Collection entries

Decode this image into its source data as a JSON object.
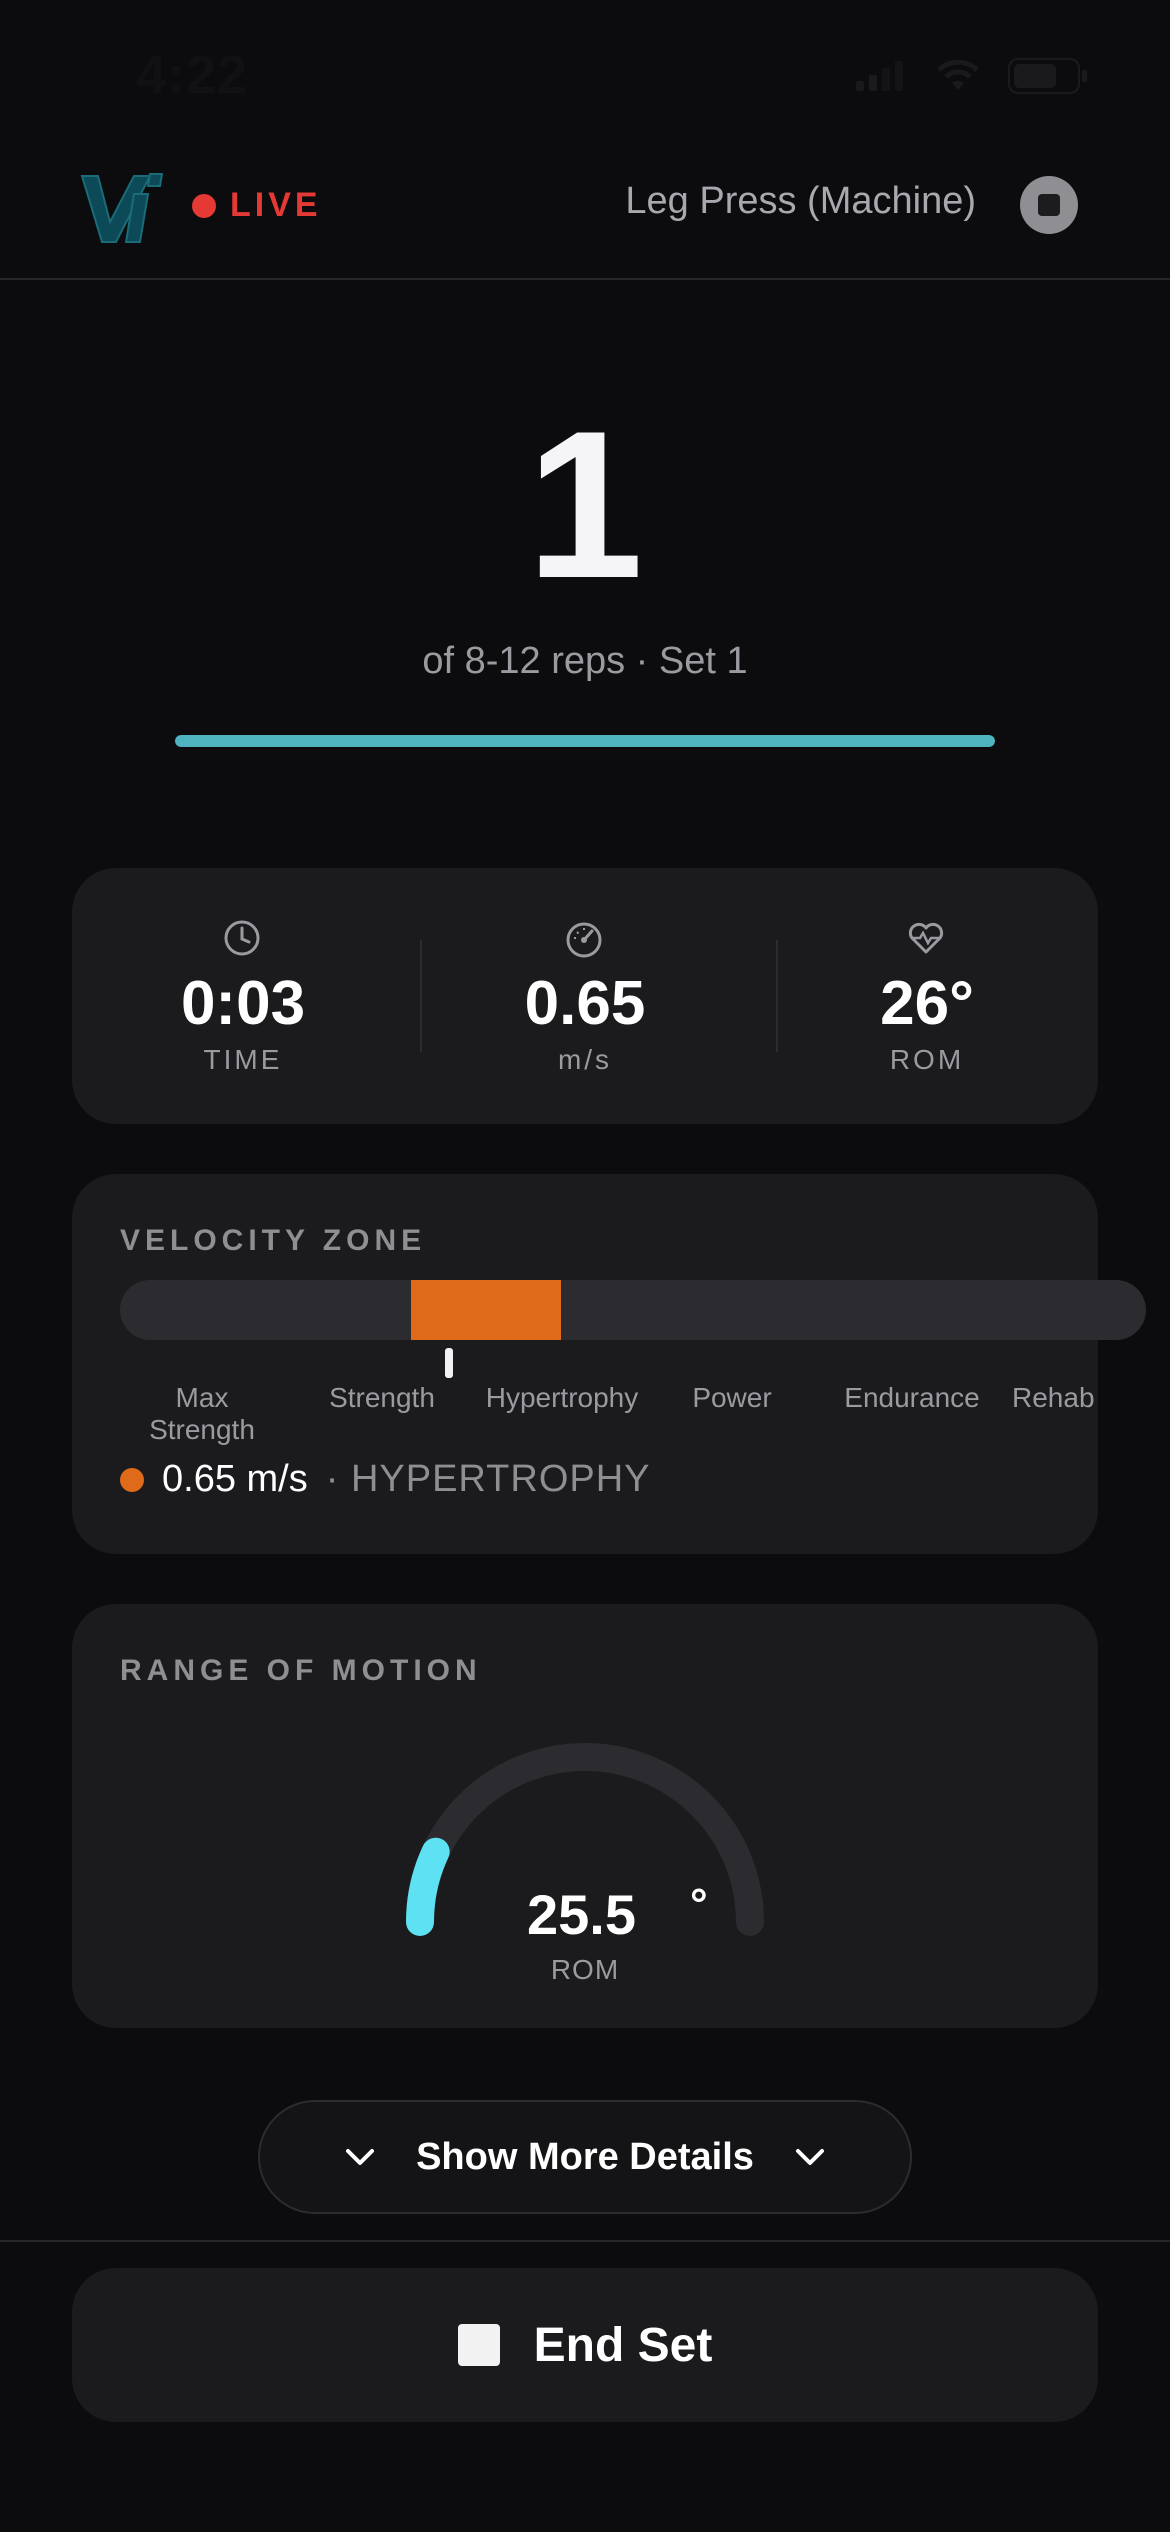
{
  "status_bar": {
    "time": "4:22"
  },
  "header": {
    "live_label": "LIVE",
    "exercise_name": "Leg Press (Machine)",
    "colors": {
      "live": "#e53935"
    }
  },
  "rep": {
    "count": "1",
    "subtitle": "of 8-12 reps · Set 1",
    "progress_fraction": 1.0
  },
  "stats": [
    {
      "icon": "clock-icon",
      "value": "0:03",
      "label": "TIME"
    },
    {
      "icon": "speedometer-icon",
      "value": "0.65",
      "label": "m/s"
    },
    {
      "icon": "heart-pulse-icon",
      "value": "26°",
      "label": "ROM"
    }
  ],
  "velocity_zone": {
    "title": "VELOCITY ZONE",
    "zones": [
      "Max Strength",
      "Strength",
      "Hypertrophy",
      "Power",
      "Endurance",
      "Rehab"
    ],
    "active_zone": "Hypertrophy",
    "speed": "0.65 m/s",
    "zone_name": "· HYPERTROPHY",
    "colors": {
      "active": "#de6a1a"
    }
  },
  "range_of_motion": {
    "title": "RANGE OF MOTION",
    "value": "25.5",
    "unit": "°",
    "label": "ROM",
    "fill_fraction": 0.14,
    "colors": {
      "fill": "#5ee1f2",
      "track": "#2c2c30"
    }
  },
  "more_details": {
    "label": "Show More Details"
  },
  "end_set": {
    "label": "End Set"
  }
}
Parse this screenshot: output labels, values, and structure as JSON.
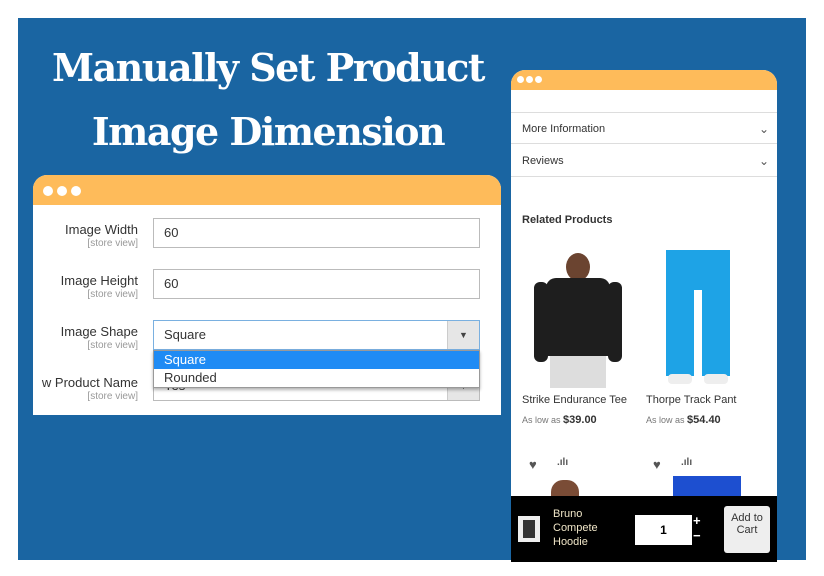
{
  "title": "Manually Set Product Image Dimension",
  "form": {
    "rows": [
      {
        "label": "Image Width",
        "scope": "[store view]",
        "value": "60"
      },
      {
        "label": "Image Height",
        "scope": "[store view]",
        "value": "60"
      },
      {
        "label": "Image Shape",
        "scope": "[store view]",
        "value": "Square"
      },
      {
        "label": "w Product Name",
        "scope": "[store view]",
        "value": "Yes"
      }
    ],
    "options": [
      "Square",
      "Rounded"
    ]
  },
  "store": {
    "accordions": [
      "More Information",
      "Reviews"
    ],
    "related_title": "Related Products",
    "products": [
      {
        "name": "Strike Endurance Tee",
        "as_low": "As low as",
        "price": "$39.00"
      },
      {
        "name": "Thorpe Track Pant",
        "as_low": "As low as",
        "price": "$54.40"
      }
    ],
    "sticky": {
      "name": "Bruno Compete Hoodie",
      "qty": "1",
      "plus": "+",
      "minus": "−",
      "add": "Add to Cart"
    }
  },
  "colors": {
    "background": "#1a65a2",
    "header": "#febb5a",
    "selected": "#1f8bf4"
  }
}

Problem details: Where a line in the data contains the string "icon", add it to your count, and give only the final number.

Task output: 3